* YOUR TASK: Among the records that follow, find each line holding the word "Portugal" and copy it.

* GIVEN INFORMATION:
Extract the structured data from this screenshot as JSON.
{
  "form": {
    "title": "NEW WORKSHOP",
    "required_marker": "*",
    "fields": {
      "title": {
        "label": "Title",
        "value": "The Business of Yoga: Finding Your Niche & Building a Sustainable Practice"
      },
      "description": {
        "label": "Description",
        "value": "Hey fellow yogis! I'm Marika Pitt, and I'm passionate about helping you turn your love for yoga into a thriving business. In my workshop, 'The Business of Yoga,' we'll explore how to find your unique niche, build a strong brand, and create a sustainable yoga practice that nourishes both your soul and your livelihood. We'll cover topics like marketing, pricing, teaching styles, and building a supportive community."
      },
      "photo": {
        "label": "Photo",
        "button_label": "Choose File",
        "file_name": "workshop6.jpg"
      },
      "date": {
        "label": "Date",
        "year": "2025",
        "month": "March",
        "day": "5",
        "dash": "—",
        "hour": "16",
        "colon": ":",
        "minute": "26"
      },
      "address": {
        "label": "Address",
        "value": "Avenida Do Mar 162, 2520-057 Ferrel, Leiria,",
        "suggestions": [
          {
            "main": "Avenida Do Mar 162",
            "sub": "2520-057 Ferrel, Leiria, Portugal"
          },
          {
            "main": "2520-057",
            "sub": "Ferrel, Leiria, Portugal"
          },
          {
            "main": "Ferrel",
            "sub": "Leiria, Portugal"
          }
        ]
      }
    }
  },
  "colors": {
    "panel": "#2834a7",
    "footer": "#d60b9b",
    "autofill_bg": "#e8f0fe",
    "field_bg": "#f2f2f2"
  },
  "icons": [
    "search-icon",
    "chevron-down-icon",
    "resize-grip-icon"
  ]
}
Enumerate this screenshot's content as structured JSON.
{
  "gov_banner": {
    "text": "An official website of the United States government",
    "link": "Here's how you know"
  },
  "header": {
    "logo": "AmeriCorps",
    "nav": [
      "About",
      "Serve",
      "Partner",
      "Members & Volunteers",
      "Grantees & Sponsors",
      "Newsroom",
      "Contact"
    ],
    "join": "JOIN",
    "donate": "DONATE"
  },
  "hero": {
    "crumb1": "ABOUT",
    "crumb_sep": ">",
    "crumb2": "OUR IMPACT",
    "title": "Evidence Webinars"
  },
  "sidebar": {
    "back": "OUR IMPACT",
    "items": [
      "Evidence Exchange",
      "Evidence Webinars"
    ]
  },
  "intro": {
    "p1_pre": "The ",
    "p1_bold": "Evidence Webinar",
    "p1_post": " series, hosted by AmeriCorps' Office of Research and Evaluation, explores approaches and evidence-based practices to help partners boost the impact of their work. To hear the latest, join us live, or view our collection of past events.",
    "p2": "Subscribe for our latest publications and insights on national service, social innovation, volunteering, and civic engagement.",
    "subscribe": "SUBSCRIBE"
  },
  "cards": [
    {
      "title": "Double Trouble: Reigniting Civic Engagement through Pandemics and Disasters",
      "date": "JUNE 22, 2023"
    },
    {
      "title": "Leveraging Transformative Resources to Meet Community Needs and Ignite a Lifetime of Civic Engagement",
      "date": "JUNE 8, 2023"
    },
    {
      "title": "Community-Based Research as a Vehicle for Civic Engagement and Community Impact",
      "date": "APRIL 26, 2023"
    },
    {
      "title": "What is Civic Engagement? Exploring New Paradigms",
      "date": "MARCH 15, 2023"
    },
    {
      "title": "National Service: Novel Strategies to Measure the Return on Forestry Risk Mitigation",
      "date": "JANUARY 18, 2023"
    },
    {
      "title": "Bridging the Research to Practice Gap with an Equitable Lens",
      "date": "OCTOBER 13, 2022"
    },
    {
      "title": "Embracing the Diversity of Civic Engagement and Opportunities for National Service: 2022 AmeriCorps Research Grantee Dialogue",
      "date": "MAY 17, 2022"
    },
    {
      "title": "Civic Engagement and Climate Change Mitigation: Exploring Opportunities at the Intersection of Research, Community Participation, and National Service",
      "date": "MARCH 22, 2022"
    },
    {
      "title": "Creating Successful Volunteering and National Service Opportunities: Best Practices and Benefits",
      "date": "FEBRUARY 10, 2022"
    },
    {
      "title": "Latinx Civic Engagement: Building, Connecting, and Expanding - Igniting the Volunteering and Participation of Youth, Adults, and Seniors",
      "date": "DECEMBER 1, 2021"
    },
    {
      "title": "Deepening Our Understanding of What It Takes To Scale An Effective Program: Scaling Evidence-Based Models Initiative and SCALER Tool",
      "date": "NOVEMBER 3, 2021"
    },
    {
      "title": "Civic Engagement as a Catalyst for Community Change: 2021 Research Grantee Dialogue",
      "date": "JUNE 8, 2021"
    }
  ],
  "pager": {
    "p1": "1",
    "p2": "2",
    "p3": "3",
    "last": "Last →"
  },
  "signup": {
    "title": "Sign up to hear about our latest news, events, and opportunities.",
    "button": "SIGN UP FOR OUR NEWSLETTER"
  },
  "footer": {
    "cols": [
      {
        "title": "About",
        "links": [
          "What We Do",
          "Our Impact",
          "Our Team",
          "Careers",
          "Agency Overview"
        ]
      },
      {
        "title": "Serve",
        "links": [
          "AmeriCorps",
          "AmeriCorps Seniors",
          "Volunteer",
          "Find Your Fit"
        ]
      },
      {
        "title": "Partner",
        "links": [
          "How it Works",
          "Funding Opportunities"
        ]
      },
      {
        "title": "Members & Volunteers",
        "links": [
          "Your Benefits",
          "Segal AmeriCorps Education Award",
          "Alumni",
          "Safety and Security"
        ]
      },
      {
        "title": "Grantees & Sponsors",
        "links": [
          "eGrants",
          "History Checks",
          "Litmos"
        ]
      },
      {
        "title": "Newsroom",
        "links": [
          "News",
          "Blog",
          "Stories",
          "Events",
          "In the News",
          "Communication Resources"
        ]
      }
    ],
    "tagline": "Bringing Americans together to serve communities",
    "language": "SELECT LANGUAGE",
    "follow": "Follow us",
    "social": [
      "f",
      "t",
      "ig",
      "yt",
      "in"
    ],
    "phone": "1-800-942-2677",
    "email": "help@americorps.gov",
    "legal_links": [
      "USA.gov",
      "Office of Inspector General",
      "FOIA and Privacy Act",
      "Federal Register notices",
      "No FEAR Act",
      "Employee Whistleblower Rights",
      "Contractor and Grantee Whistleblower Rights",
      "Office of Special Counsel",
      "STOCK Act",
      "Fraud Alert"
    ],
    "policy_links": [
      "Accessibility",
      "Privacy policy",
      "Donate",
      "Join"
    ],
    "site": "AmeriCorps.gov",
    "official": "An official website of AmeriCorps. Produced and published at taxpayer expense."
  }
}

* ANSWER AREA:
            "sub": "2520-057 Ferrel, Leiria, Portugal"
            "sub": "Ferrel, Leiria, Portugal"
            "sub": "Leiria, Portugal"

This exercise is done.